▶ [Instructions for the task]:
What is the number of lines below that contain the string "description"? Give it and nothing else.

++++++

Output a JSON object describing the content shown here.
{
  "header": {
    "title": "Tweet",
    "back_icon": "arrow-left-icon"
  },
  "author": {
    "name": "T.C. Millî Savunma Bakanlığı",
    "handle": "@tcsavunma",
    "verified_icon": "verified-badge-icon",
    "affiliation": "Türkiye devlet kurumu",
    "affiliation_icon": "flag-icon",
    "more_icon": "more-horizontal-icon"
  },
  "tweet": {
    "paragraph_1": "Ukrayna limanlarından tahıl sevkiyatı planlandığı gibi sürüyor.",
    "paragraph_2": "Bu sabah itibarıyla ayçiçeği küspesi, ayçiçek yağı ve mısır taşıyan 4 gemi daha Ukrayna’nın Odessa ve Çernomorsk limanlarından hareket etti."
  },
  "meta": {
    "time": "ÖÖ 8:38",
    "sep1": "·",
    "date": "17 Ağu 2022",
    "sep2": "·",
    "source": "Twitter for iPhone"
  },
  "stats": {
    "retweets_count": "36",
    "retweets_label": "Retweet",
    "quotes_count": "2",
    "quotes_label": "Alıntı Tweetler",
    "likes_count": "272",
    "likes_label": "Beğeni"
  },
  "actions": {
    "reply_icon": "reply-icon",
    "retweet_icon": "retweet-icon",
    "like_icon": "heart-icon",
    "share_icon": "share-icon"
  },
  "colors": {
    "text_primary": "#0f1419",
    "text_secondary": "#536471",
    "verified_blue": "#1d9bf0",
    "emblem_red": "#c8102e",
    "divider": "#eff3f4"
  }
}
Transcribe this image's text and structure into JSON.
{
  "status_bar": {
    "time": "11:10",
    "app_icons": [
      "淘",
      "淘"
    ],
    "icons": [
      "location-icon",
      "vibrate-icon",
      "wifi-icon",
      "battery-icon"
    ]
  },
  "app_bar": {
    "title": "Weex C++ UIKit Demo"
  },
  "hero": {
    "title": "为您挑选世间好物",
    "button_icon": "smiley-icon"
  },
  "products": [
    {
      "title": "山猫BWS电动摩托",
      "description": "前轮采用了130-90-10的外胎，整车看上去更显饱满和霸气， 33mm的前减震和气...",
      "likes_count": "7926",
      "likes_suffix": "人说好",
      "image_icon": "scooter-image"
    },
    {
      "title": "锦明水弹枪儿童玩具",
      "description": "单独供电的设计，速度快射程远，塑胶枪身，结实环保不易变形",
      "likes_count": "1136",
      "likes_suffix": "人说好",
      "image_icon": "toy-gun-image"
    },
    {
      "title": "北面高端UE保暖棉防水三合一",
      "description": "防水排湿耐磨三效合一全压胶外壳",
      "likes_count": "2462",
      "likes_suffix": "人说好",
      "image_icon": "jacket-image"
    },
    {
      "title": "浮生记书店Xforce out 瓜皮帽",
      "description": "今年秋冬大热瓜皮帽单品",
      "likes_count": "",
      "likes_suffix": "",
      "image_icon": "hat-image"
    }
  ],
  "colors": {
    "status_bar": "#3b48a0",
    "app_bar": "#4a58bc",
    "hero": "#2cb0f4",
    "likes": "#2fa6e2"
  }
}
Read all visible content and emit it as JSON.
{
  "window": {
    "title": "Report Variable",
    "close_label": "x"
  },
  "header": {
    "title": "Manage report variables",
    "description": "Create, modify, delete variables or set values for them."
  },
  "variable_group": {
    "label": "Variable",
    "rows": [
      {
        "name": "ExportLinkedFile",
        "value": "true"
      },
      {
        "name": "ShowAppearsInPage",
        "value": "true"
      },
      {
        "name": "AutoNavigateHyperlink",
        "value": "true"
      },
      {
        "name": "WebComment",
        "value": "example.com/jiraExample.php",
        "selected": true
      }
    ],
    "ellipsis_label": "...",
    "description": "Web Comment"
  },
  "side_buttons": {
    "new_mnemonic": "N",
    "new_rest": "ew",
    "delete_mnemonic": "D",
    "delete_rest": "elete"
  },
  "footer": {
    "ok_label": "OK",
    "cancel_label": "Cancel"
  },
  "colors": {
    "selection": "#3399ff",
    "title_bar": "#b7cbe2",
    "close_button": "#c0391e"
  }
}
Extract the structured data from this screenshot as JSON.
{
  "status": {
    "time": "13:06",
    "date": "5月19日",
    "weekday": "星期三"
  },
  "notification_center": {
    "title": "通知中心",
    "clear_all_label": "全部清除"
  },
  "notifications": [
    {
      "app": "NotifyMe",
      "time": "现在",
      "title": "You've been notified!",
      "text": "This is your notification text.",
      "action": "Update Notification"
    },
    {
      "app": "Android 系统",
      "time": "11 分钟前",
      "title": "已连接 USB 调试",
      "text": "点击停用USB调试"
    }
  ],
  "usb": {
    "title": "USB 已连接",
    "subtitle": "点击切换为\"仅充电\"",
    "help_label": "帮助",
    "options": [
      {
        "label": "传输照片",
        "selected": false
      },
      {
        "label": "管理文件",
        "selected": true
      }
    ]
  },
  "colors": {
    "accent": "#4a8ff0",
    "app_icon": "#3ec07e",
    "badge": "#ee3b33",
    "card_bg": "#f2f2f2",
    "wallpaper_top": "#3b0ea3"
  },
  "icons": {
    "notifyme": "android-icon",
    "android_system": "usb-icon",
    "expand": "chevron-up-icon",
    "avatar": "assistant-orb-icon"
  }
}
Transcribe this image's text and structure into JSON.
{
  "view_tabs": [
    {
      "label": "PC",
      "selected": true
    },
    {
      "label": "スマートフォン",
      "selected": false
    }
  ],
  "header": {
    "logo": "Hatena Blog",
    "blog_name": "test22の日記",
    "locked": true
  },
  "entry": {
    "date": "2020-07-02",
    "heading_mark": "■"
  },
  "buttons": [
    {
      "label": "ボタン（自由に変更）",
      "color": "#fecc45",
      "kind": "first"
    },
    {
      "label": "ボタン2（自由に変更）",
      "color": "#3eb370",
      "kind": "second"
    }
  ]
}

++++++

▶ [Output for this exercise]:
6